Mutant Mice Speak Out for the Deaf

From: Discovery Channel - Apr 28, 2003


April 27, 2003 - Experiments with a batch of engineered mice have thrown up exciting genetic clues about why humans often suffer from worsening deafness as they get older.

The evidence points to a rodent gene called Ink4d, which plays a role in sensory hair cells in the inner ear. These cells are the magic behind the so-called Organ of Corti, a structure about four centimetres (two inches) long that spirals along the cochlea and is the vital link in the ability of mammals to hear.

The organ is filled with fluid which moves in response to sound waves.

Thousands of cells with tiny hairs line the organ, and when they move in response to the fluid, they generate electrical signals that stimulate fibres in the auditory nerve which is connected to the brain.

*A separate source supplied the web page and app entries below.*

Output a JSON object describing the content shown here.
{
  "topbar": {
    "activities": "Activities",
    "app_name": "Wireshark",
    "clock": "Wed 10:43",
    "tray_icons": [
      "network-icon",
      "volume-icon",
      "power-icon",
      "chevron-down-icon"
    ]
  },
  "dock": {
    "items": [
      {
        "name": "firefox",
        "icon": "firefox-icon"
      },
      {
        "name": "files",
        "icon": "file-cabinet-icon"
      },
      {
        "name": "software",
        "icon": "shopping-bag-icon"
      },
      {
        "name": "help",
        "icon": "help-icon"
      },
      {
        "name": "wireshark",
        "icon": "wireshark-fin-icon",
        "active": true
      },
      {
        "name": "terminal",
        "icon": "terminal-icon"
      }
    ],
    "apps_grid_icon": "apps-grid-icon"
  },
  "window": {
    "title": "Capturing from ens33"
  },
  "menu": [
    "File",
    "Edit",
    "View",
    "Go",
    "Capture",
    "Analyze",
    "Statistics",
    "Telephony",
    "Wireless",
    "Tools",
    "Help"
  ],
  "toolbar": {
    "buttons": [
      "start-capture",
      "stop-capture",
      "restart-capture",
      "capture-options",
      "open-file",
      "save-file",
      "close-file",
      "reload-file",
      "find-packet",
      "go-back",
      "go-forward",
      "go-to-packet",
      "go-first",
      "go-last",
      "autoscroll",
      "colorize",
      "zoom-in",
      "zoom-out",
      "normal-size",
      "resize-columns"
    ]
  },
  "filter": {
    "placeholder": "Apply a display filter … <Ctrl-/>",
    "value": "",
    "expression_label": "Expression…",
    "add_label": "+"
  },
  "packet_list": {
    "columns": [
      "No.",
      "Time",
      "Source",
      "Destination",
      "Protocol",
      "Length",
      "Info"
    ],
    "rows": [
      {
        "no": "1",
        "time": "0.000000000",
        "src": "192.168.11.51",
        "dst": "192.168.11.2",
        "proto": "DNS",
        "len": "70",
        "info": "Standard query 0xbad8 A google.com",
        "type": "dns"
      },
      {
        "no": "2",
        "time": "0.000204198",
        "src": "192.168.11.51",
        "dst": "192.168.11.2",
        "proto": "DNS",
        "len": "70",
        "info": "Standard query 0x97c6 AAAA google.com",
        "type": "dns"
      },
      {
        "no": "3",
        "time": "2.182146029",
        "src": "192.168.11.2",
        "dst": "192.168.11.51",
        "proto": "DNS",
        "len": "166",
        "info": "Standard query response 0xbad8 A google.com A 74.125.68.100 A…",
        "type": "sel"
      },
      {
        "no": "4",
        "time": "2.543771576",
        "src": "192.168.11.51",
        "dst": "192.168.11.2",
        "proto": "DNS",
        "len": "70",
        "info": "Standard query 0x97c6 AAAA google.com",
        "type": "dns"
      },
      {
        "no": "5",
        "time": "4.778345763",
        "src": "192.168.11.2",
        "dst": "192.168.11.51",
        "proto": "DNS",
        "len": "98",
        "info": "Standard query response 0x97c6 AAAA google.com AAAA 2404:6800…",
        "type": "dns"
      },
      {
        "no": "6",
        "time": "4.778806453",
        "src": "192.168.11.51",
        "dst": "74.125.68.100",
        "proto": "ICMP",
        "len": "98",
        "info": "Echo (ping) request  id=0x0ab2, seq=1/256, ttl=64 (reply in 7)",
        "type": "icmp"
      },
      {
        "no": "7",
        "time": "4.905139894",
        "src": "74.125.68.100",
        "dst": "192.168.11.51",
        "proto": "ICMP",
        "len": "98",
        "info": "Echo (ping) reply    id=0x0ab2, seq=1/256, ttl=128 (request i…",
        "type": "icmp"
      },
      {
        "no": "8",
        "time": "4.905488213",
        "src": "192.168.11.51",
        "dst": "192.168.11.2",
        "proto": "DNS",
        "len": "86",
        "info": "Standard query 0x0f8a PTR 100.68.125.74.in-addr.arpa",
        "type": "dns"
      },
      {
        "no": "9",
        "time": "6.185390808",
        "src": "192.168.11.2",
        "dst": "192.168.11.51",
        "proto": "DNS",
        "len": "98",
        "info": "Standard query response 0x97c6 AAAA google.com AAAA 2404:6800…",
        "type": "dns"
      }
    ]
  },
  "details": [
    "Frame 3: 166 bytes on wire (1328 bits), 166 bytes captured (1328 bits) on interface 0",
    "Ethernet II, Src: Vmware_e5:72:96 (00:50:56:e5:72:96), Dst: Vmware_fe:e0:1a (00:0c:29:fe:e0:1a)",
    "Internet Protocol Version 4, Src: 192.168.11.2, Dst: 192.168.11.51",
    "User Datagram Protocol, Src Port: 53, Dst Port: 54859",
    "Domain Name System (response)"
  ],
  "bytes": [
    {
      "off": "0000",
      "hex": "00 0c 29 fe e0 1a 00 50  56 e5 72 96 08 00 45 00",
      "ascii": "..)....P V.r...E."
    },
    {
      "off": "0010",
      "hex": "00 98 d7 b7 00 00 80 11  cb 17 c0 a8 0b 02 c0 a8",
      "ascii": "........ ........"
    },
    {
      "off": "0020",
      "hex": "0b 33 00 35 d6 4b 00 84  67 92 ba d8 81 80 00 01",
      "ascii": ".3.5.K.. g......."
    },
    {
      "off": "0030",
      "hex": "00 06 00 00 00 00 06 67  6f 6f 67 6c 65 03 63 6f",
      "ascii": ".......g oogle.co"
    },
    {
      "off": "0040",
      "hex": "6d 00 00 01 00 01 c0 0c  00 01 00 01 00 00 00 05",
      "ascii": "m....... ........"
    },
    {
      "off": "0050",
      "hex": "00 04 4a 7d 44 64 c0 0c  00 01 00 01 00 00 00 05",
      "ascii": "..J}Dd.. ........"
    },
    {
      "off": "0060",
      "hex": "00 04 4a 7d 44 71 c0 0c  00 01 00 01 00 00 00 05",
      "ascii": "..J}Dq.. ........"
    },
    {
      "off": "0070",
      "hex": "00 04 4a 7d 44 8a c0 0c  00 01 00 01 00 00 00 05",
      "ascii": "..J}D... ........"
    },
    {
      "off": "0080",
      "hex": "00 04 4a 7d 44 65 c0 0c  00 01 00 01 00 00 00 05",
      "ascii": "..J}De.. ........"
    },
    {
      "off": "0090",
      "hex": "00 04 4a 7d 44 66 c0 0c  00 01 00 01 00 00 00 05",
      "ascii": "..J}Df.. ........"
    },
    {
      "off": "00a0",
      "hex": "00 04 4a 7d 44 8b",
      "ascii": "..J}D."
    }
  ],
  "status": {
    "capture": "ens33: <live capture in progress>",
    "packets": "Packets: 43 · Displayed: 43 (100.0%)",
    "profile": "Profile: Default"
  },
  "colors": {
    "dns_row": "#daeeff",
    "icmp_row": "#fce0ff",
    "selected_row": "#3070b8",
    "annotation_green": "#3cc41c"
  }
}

This is how we perceive sound.

The problem is that sensory hair cells do not regenerate once they have been lost: the cells carry on dividing until just after a child is born, and then the process abruptly stops.

So if the cells are damaged by loud noise or -- in some individuals -- when the cells die off in significant numbers in later life, the result is progressive hearing loss.

Why these cells do not regenerate may now be explained in part thanks to Ink4d, say researchers at the House Ear Institute in Los Angeles.

Following up evidence that Ink4d plays a role in preventing cells from dividing, the team created mice whose genetic code had been modified to lack this gene.

Sensory hair cells started dividing among adult mice with the deleted gene.

It was not all good news, however: without the restraining influence of Ink4d, the divided cells eventually committed suicide under a process called apoptosis, and the mice became progressively deaf.

The findings are good because they throw up new understanding about progressive hearing loss and tease out fresh ideas about how it may eventually be cured.

It could be, for instance, that an inherited, malfunctioning form of Ink4d could make people more vulnerable to progressive deafness than others. This mutant form of the gene could unleash cell death among sensory hair cells.

The research also throws open the intriguing path of trying to reverse deafness by removing cell-division inhibitors through gene therapy.

That would encourage the cells to grow again, but the apoptosis problem, shown in the mice, shows one of the big hurdles that would lie ahead.

The study is published on Sunday in Nature Cell Biology , a journal of the Nature publishing group.

Copyright © 2003 Discovery Communications Inc.
Copyright © 2003 AFP